*** Opening PROVIDED RECORDS ***

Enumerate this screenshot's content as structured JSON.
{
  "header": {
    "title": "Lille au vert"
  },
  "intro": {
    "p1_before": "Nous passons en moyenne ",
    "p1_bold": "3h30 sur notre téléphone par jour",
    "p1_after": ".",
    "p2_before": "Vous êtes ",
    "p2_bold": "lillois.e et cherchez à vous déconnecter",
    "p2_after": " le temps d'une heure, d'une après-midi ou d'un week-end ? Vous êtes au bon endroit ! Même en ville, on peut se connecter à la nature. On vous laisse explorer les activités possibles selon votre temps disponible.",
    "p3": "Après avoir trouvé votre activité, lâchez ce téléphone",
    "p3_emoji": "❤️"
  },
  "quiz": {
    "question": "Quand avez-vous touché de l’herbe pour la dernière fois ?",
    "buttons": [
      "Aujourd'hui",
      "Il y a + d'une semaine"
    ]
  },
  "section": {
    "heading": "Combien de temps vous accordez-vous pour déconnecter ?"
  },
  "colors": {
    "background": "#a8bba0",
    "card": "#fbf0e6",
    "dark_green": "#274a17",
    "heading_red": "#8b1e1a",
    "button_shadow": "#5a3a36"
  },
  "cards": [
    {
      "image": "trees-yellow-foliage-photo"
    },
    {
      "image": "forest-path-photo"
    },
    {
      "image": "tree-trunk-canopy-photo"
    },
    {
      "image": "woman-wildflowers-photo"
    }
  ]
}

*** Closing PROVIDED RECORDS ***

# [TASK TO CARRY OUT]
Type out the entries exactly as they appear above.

# [RESULT OF THE EXERCISE]
Enumerate this screenshot's content as structured JSON.
{
  "header": {
    "title": "Lille au vert"
  },
  "intro": {
    "p1_before": "Nous passons en moyenne ",
    "p1_bold": "3h30 sur notre téléphone par jour",
    "p1_after": ".",
    "p2_before": "Vous êtes ",
    "p2_bold": "lillois.e et cherchez à vous déconnecter",
    "p2_after": " le temps d'une heure, d'une après-midi ou d'un week-end ? Vous êtes au bon endroit ! Même en ville, on peut se connecter à la nature. On vous laisse explorer les activités possibles selon votre temps disponible.",
    "p3": "Après avoir trouvé votre activité, lâchez ce téléphone",
    "p3_emoji": "❤️"
  },
  "quiz": {
    "question": "Quand avez-vous touché de l’herbe pour la dernière fois ?",
    "buttons": [
      "Aujourd'hui",
      "Il y a + d'une semaine"
    ]
  },
  "section": {
    "heading": "Combien de temps vous accordez-vous pour déconnecter ?"
  },
  "colors": {
    "background": "#a8bba0",
    "card": "#fbf0e6",
    "dark_green": "#274a17",
    "heading_red": "#8b1e1a",
    "button_shadow": "#5a3a36"
  },
  "cards": [
    {
      "image": "trees-yellow-foliage-photo"
    },
    {
      "image": "forest-path-photo"
    },
    {
      "image": "tree-trunk-canopy-photo"
    },
    {
      "image": "woman-wildflowers-photo"
    }
  ]
}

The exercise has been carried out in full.